  1. Rob says:

    I read this in the NYT magazine last Sunday and thought it was excellent. I love Moneyball and thought The Blind Side was solid as well.

    As for the article itself, there’s no love lost between Shane Battier and me – frankly, if you go to Duke, I’m not going to cheer for you in the NBA, unless you score 40 a night for the 76ers – but it was an insightful look into the REAL statistics.

    My personal sports statistic pet peeve is actually fielding percentage in baseball. It measures how well a fielder performs ASSUMING HE MAKES IT TO THE BALL. It doesn’t account for a slow, immobile fielder who, if the ball is hit right at him, never air-mails the throw to first. But for fielders with great range, they sometimes are penalized by fielding percentage statistics – if they make an amazing play to get to the ball, they have a slightly higher statistical chance of screwing up the play (the denominator is larger, and the margin for error is smaller on those tough plays).

    In practice, this is why Troy Glaus – a big, immobile 3B – had the highest fielding percentage of any 3B in the National League last year (.982), even though David Wright (.962) and Ryan Zimmerman (.967) were FAR better 3Bs. In fact, Wright won the Gold Glove.

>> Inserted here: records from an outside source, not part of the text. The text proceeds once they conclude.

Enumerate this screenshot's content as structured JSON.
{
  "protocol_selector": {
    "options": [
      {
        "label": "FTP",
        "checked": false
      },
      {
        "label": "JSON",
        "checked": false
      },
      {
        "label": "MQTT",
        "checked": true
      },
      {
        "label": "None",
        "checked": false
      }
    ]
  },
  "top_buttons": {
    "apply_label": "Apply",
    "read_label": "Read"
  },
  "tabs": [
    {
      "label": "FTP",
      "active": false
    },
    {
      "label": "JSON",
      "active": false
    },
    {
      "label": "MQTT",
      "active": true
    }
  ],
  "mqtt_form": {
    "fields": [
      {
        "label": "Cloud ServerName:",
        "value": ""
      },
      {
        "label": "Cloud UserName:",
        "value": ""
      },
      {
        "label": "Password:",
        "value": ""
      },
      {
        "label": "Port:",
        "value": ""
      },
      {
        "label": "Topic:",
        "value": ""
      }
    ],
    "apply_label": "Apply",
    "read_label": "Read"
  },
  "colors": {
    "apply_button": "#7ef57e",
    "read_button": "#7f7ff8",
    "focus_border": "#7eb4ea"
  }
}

Watch a Mets or a Nationals game – you’re practically guaranteed to see Wright or Zimmerman make a diving play at some point…

    Lies, damn lies and statistics, as they say…